§ WHAT YOU HAVE TO DO: Whenever the word "pronoun" turns up in a line below, that line should be copied.

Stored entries
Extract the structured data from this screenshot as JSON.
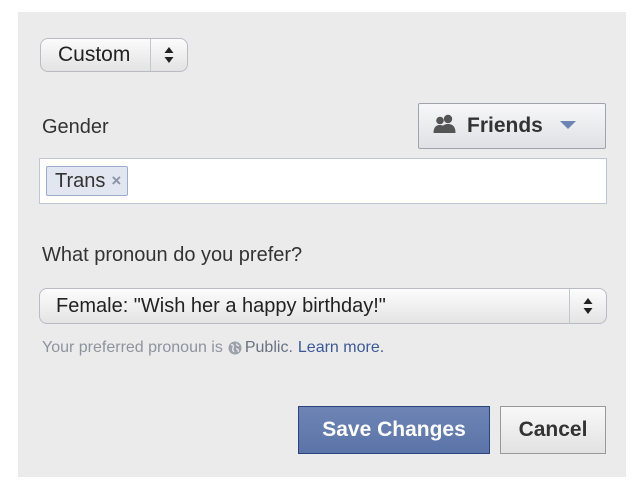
{
  "audience_select": {
    "value": "Custom",
    "icon": "up-down-arrows-icon"
  },
  "gender": {
    "label": "Gender",
    "privacy_button": {
      "label": "Friends",
      "icon": "friends-icon",
      "caret_icon": "caret-down-icon"
    },
    "tokens": [
      {
        "label": "Trans",
        "remove_symbol": "×"
      }
    ]
  },
  "pronoun": {
    "question": "What pronoun do you prefer?",
    "selected": "Female: \"Wish her a happy birthday!\"",
    "note_prefix": "Your preferred pronoun is",
    "note_visibility": "Public.",
    "note_link": "Learn more."
  },
  "actions": {
    "save_label": "Save Changes",
    "cancel_label": "Cancel"
  },
  "colors": {
    "panel_bg": "#ebebeb",
    "primary_button": "#5b74a8",
    "link": "#3b5998"
  }
}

§ WORKED SOLUTION:
  "pronoun": {
    "question": "What pronoun do you prefer?",
    "note_prefix": "Your preferred pronoun is",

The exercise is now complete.